**Task instructions**
Could you report every line of the listing below that holds the word "Sterndamm"?

**Data for analysis**

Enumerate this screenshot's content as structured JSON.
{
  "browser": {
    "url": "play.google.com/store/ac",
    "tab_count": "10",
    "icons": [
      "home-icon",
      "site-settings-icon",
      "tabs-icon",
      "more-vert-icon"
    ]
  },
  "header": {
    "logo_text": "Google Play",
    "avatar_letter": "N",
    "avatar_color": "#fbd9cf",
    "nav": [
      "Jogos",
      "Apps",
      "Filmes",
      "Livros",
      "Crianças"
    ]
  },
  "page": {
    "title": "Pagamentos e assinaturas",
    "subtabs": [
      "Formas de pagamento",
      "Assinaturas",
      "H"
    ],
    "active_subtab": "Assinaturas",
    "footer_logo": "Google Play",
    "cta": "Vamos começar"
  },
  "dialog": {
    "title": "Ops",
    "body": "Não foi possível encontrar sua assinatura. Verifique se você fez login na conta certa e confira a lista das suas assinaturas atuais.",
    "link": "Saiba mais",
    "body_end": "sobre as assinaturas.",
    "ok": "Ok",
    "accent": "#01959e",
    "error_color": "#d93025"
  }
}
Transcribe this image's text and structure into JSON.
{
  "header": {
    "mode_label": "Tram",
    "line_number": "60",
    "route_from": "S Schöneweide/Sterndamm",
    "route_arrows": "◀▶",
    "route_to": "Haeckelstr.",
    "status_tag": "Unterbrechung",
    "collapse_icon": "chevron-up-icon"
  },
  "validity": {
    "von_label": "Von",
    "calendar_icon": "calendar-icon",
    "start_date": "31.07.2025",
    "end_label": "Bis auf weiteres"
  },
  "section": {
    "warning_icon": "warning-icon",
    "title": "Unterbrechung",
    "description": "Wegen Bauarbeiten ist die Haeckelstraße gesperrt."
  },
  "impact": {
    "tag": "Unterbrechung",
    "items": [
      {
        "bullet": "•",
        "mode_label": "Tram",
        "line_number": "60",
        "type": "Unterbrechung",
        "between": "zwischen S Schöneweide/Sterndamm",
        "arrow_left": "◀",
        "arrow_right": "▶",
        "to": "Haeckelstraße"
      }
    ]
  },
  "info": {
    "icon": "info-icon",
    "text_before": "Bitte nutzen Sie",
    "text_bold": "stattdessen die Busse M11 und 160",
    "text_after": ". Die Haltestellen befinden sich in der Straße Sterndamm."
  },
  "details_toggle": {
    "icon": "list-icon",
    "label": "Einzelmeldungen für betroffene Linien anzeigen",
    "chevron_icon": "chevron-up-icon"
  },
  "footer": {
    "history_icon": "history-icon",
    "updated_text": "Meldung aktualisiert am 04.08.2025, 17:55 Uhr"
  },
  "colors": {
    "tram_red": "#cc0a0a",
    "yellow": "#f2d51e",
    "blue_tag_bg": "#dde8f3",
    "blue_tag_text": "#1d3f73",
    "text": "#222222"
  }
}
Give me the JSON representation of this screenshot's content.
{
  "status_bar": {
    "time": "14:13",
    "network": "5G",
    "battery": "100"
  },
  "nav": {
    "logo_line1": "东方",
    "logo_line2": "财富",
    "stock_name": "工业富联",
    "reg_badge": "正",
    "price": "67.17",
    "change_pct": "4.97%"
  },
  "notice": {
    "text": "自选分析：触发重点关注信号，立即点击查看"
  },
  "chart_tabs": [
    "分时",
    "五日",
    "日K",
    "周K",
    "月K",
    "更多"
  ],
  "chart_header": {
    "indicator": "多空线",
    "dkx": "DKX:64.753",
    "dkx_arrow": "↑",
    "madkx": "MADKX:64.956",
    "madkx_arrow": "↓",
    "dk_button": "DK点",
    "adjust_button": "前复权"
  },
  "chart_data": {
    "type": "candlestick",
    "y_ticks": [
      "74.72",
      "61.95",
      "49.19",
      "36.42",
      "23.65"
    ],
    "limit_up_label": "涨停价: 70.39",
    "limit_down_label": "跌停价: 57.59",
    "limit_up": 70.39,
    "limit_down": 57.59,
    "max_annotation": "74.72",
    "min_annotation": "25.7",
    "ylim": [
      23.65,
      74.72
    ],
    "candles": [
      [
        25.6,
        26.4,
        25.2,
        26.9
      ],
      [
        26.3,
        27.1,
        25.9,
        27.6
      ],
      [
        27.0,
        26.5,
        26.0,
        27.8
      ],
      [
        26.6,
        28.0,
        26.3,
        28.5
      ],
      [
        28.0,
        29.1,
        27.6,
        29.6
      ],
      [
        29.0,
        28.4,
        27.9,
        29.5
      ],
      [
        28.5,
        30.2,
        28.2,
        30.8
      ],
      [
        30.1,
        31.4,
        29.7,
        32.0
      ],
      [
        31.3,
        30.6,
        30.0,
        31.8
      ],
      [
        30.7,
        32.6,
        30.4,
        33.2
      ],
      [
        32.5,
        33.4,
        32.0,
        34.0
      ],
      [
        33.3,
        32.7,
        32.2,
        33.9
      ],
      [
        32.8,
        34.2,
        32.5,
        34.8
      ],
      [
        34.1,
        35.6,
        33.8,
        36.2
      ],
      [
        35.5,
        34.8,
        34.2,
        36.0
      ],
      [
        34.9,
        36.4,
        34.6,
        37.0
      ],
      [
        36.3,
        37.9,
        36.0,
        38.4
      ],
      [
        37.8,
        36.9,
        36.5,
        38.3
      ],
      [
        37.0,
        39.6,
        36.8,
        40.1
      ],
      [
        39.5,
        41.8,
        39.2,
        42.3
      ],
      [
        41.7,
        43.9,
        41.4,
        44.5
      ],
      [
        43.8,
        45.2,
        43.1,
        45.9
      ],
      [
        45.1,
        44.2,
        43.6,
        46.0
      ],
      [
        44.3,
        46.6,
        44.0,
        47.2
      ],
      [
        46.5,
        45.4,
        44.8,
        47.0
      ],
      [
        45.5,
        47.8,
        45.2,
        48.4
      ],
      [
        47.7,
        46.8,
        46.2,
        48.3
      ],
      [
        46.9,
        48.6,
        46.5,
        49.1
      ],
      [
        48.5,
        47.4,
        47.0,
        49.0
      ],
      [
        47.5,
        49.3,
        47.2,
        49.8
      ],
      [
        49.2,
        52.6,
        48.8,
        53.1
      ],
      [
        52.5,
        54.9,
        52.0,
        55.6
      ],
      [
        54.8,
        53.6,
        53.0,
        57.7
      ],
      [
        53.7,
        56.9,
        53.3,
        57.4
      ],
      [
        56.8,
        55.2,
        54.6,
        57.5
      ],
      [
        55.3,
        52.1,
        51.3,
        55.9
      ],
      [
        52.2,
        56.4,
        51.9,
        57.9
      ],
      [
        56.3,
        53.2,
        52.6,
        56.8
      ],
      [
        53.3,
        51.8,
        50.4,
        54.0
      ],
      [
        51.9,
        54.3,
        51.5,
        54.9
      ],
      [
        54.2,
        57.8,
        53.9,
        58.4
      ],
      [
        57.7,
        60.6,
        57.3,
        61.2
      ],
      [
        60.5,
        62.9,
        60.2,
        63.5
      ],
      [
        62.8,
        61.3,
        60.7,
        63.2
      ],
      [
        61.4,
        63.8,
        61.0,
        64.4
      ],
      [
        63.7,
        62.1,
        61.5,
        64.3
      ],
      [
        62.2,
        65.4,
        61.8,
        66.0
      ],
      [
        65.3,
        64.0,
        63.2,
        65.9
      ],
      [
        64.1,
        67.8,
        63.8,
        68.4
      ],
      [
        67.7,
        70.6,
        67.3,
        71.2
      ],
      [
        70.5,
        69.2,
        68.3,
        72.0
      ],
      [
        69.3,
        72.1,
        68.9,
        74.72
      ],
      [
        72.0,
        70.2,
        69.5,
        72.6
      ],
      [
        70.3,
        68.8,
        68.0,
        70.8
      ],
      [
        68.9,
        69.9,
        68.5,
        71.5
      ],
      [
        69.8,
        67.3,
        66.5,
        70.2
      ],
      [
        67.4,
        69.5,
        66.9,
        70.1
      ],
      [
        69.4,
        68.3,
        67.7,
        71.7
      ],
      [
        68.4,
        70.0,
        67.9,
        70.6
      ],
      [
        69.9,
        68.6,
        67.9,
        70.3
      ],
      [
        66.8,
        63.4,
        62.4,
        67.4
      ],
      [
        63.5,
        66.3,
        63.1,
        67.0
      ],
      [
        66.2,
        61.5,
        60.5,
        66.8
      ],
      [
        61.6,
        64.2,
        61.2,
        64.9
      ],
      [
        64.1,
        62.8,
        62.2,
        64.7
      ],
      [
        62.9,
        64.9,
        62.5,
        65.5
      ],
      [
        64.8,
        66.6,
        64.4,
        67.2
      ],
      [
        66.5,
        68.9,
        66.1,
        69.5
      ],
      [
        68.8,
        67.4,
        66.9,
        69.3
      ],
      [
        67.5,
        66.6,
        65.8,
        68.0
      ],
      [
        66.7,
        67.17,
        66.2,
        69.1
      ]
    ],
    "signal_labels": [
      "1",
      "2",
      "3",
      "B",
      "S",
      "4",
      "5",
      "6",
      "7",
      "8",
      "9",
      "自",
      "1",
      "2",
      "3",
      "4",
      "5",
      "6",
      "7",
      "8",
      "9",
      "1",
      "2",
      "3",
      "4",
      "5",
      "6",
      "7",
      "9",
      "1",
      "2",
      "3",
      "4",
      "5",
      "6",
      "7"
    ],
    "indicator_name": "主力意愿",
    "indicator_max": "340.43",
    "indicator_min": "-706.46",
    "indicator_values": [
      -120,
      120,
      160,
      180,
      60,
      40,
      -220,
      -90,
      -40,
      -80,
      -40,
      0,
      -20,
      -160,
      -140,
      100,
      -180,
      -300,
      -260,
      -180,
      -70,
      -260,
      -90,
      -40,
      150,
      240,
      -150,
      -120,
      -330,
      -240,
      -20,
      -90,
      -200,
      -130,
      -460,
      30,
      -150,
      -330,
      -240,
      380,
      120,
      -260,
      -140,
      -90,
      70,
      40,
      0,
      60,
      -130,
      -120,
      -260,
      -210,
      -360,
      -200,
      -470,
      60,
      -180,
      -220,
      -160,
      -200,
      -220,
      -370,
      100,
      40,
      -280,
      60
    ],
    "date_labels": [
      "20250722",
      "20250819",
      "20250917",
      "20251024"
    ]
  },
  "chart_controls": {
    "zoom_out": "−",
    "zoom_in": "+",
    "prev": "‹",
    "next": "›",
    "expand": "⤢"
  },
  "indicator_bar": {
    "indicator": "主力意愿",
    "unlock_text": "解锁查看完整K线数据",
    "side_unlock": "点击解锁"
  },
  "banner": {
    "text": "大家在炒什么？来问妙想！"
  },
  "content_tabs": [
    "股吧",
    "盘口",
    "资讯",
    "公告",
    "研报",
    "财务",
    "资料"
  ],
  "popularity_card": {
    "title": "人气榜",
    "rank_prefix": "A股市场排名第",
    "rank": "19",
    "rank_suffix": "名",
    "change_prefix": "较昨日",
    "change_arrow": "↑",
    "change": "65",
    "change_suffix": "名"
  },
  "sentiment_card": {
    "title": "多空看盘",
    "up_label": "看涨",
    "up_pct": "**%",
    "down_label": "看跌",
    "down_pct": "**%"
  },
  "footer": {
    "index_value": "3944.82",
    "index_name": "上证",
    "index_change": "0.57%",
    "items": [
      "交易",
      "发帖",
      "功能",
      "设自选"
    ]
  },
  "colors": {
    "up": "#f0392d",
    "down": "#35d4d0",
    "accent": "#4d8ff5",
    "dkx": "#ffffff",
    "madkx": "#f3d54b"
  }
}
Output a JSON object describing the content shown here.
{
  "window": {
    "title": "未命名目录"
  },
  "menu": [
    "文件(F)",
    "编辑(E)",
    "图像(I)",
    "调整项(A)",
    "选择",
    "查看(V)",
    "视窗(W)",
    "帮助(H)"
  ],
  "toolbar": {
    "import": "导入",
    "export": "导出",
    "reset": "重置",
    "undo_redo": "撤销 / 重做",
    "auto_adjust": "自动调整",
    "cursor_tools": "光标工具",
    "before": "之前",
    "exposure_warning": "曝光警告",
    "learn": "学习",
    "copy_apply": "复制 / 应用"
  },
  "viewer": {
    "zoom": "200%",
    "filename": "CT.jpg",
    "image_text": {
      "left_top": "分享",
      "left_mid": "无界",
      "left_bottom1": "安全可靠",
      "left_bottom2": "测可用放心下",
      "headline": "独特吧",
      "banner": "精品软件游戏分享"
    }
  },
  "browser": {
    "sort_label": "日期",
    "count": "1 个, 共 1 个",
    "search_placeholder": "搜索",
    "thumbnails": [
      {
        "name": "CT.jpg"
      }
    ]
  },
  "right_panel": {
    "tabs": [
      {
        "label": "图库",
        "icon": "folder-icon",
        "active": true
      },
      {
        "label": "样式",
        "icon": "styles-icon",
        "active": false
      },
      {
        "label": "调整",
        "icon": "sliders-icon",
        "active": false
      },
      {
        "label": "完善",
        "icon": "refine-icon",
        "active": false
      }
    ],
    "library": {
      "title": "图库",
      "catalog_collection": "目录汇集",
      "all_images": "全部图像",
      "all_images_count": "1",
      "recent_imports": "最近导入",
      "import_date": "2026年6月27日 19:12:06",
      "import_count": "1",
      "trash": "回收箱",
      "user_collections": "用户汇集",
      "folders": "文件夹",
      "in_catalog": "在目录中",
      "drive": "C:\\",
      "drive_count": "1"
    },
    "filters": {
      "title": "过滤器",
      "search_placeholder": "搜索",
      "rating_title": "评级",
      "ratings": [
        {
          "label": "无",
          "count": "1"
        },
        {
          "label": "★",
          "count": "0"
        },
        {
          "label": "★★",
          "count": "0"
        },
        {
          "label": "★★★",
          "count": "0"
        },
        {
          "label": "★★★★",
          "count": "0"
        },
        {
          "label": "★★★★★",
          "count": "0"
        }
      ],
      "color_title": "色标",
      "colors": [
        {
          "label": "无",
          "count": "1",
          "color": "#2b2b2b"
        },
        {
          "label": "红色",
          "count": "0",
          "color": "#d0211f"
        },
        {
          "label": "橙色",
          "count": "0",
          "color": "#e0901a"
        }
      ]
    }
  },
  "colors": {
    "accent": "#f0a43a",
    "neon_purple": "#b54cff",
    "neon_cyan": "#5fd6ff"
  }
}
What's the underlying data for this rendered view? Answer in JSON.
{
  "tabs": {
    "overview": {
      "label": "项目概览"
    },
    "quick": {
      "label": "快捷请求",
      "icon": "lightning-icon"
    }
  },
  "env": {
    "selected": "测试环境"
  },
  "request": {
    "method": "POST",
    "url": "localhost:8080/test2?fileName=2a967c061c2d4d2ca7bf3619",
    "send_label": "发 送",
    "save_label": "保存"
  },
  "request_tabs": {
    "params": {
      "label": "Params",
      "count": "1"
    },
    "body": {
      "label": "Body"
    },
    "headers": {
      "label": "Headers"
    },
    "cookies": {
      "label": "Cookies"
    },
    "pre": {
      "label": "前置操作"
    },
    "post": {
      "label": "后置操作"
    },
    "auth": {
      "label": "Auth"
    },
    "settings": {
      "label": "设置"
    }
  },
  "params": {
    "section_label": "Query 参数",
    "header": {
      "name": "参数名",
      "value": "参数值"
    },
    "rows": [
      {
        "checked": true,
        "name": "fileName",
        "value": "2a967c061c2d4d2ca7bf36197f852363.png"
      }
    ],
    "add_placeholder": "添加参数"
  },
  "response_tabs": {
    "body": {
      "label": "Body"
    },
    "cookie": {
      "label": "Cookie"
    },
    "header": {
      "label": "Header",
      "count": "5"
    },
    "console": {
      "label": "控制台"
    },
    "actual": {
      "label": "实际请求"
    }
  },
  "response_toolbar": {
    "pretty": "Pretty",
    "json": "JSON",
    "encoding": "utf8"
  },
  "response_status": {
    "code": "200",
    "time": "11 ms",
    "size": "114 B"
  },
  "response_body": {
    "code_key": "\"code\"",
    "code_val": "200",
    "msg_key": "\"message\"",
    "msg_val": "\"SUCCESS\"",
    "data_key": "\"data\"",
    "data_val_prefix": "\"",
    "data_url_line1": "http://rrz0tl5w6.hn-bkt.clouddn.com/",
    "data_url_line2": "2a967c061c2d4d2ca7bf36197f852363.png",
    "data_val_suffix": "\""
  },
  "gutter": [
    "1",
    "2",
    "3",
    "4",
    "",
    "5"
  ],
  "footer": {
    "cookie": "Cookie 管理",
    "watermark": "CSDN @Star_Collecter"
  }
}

**Response to the exercise**
    "route_from": "S Schöneweide/Sterndamm",
        "between": "zwischen S Schöneweide/Sterndamm",
    "text_after": ". Die Haltestellen befinden sich in der Straße Sterndamm."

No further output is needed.